Honda Riding Assist was first demonstrated today at the Consumer Electronics Show in Las Vegas. The system is brilliantly simple: When engaged, the system increases the fork angle, lengthening the bike's wheelbase and, apparently, disconnecting the front forks from the handlebars. The system then uses minute steering inputs to keep the bike perfectly balanced, without the use of heavy gyroscopes or other mass-shifting devices.
The concept bike Honda built to demonstrate the tech can even silently propel itself along, following its owner through a hallway like an obedient puppy.

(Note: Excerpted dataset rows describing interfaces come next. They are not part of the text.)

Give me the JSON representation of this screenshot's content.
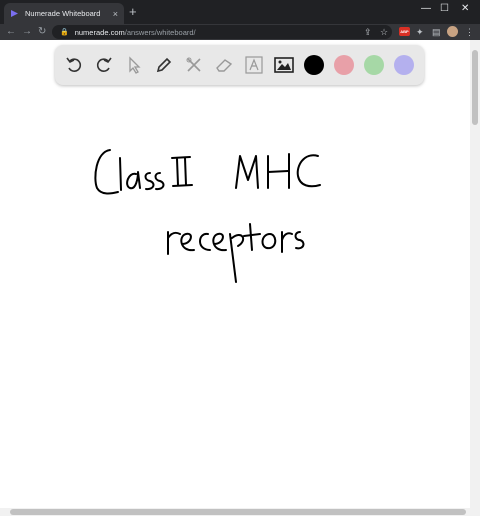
{
  "browser": {
    "tab_title": "Numerade Whiteboard",
    "tab_close": "×",
    "new_tab": "+",
    "window_controls": {
      "minimize": "—",
      "maximize": "☐",
      "close": "✕"
    },
    "url_host": "numerade.com",
    "url_path": "/answers/whiteboard/",
    "extension_badge": "ABP"
  },
  "whiteboard": {
    "tools": [
      "undo-icon",
      "redo-icon",
      "select-icon",
      "pen-icon",
      "tools-icon",
      "eraser-icon",
      "text-icon",
      "image-icon"
    ],
    "colors": [
      "#000000",
      "#e8a0a8",
      "#a6d8a6",
      "#b4b0ee"
    ],
    "handwriting": [
      "Class II MHC",
      "receptors"
    ]
  }
}
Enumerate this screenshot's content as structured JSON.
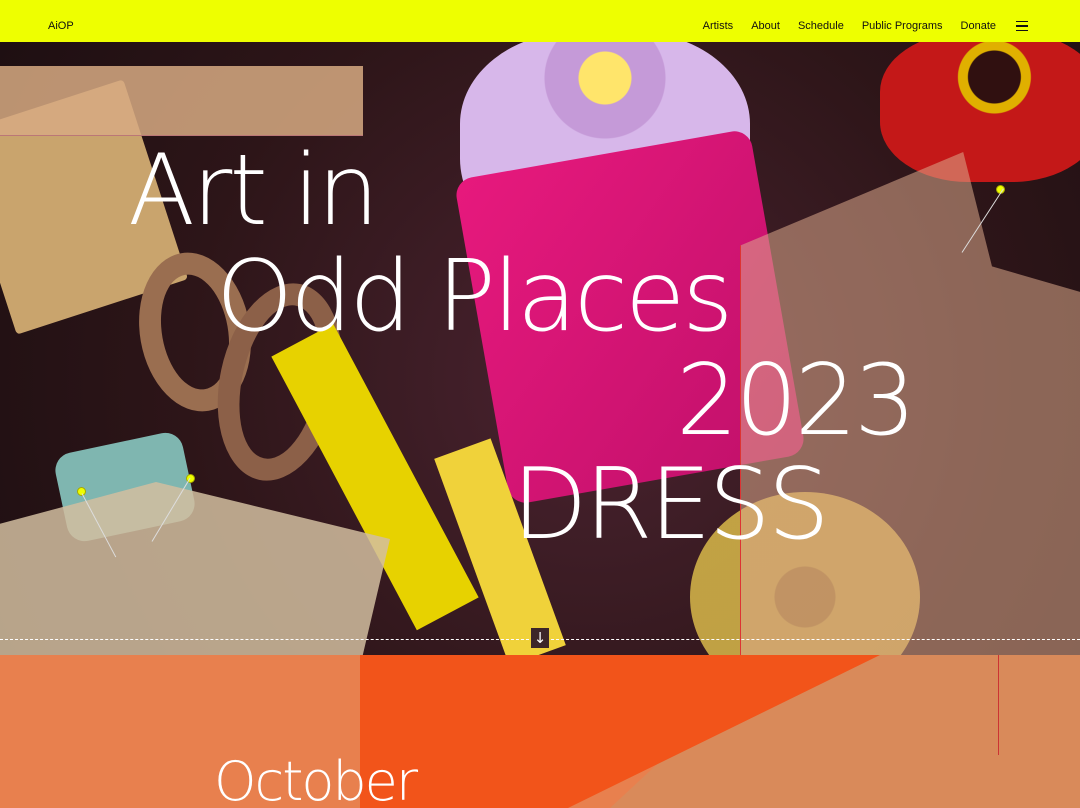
{
  "header": {
    "logo": "AiOP",
    "nav": [
      {
        "label": "Artists"
      },
      {
        "label": "About"
      },
      {
        "label": "Schedule"
      },
      {
        "label": "Public Programs"
      },
      {
        "label": "Donate"
      }
    ],
    "menu_icon": "hamburger-menu-icon",
    "background_color": "#eeff00"
  },
  "hero": {
    "title_lines": [
      "Art in",
      "Odd Places",
      "2023",
      "DRESS"
    ],
    "scroll_icon": "arrow-down-icon",
    "scroll_glyph": "↓"
  },
  "lower": {
    "heading": "October"
  },
  "colors": {
    "accent_yellow": "#eeff00",
    "orange": "#f2541a",
    "tan_orange": "#e8804e"
  }
}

Advertisement - Continue Reading Below Honda says the technology was developed as an offshoot of the Uni-Cub, the automaker's nifty self-balancing mobility unicycle concept. At the company's presentation at CES, Honda demonstrated Riding Assist by having a motorcycle slowly wheel itself onstage, following a Uni-Cub.
While Honda hasn't announced any plans to put Riding Assist into production, we wouldn't be surprised to see the technology included in a future Honda motorcycle of some sort. It's not exactly an autonomous, self-driving motorcycle, but it's a step in that direction—and one that, while slightly eerie to watch, would be a huge help to newbie bikers, or anyone who's struggled to squeeze a 900-lb.
Gold Wing out of a packed garage. via Gizmodo